ACTIVITY
Line by line, copy the records below exactly and leave the pictures out.

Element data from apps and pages
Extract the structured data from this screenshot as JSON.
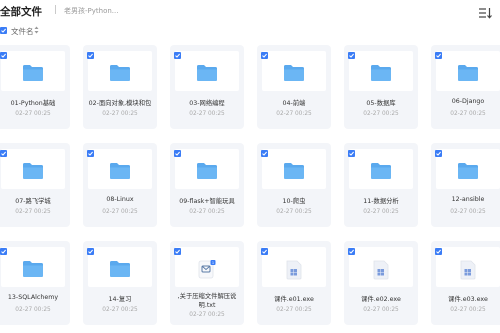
{
  "header": {
    "title": "全部文件",
    "separator": "|",
    "breadcrumb": "老男孩-Python..."
  },
  "toolbar": {
    "sort_label": "文件名",
    "sort_caret": "▲▼"
  },
  "colors": {
    "accent": "#3a7cf6",
    "folder": "#5aa9ee",
    "card_bg": "#f3f5f9"
  },
  "files": [
    {
      "name": "01-Python基础",
      "date": "02-27 00:25",
      "type": "folder"
    },
    {
      "name": "02-面向对象,模块和包",
      "date": "02-27 00:25",
      "type": "folder"
    },
    {
      "name": "03-网络编程",
      "date": "02-27 00:25",
      "type": "folder"
    },
    {
      "name": "04-前端",
      "date": "02-27 00:25",
      "type": "folder"
    },
    {
      "name": "05-数据库",
      "date": "02-27 00:25",
      "type": "folder"
    },
    {
      "name": "06-Django",
      "date": "02-27 00:25",
      "type": "folder"
    },
    {
      "name": "07-路飞学城",
      "date": "02-27 00:25",
      "type": "folder"
    },
    {
      "name": "08-Linux",
      "date": "02-27 00:25",
      "type": "folder"
    },
    {
      "name": "09-flask+智能玩具",
      "date": "02-27 00:25",
      "type": "folder"
    },
    {
      "name": "10-爬虫",
      "date": "02-27 00:25",
      "type": "folder"
    },
    {
      "name": "11-数据分析",
      "date": "02-27 00:25",
      "type": "folder"
    },
    {
      "name": "12-ansible",
      "date": "02-27 00:25",
      "type": "folder"
    },
    {
      "name": "13-SQLAlchemy",
      "date": "02-27 00:25",
      "type": "folder"
    },
    {
      "name": "14-复习",
      "date": "02-27 00:25",
      "type": "folder"
    },
    {
      "name": ",关于压缩文件解压说明.txt",
      "date": "02-27 00:25",
      "type": "txt"
    },
    {
      "name": "课件.e01.exe",
      "date": "02-27 00:25",
      "type": "exe"
    },
    {
      "name": "课件.e02.exe",
      "date": "02-27 00:25",
      "type": "exe"
    },
    {
      "name": "课件.e03.exe",
      "date": "02-27 00:25",
      "type": "exe"
    }
  ]
}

TASK RESULT
Extract the structured data from this screenshot as JSON.
{
  "header": {
    "title": "全部文件",
    "separator": "|",
    "breadcrumb": "老男孩-Python..."
  },
  "toolbar": {
    "sort_label": "文件名",
    "sort_caret": "▲▼"
  },
  "colors": {
    "accent": "#3a7cf6",
    "folder": "#5aa9ee",
    "card_bg": "#f3f5f9"
  },
  "files": [
    {
      "name": "01-Python基础",
      "date": "02-27 00:25",
      "type": "folder"
    },
    {
      "name": "02-面向对象,模块和包",
      "date": "02-27 00:25",
      "type": "folder"
    },
    {
      "name": "03-网络编程",
      "date": "02-27 00:25",
      "type": "folder"
    },
    {
      "name": "04-前端",
      "date": "02-27 00:25",
      "type": "folder"
    },
    {
      "name": "05-数据库",
      "date": "02-27 00:25",
      "type": "folder"
    },
    {
      "name": "06-Django",
      "date": "02-27 00:25",
      "type": "folder"
    },
    {
      "name": "07-路飞学城",
      "date": "02-27 00:25",
      "type": "folder"
    },
    {
      "name": "08-Linux",
      "date": "02-27 00:25",
      "type": "folder"
    },
    {
      "name": "09-flask+智能玩具",
      "date": "02-27 00:25",
      "type": "folder"
    },
    {
      "name": "10-爬虫",
      "date": "02-27 00:25",
      "type": "folder"
    },
    {
      "name": "11-数据分析",
      "date": "02-27 00:25",
      "type": "folder"
    },
    {
      "name": "12-ansible",
      "date": "02-27 00:25",
      "type": "folder"
    },
    {
      "name": "13-SQLAlchemy",
      "date": "02-27 00:25",
      "type": "folder"
    },
    {
      "name": "14-复习",
      "date": "02-27 00:25",
      "type": "folder"
    },
    {
      "name": ",关于压缩文件解压说明.txt",
      "date": "02-27 00:25",
      "type": "txt"
    },
    {
      "name": "课件.e01.exe",
      "date": "02-27 00:25",
      "type": "exe"
    },
    {
      "name": "课件.e02.exe",
      "date": "02-27 00:25",
      "type": "exe"
    },
    {
      "name": "课件.e03.exe",
      "date": "02-27 00:25",
      "type": "exe"
    }
  ]
}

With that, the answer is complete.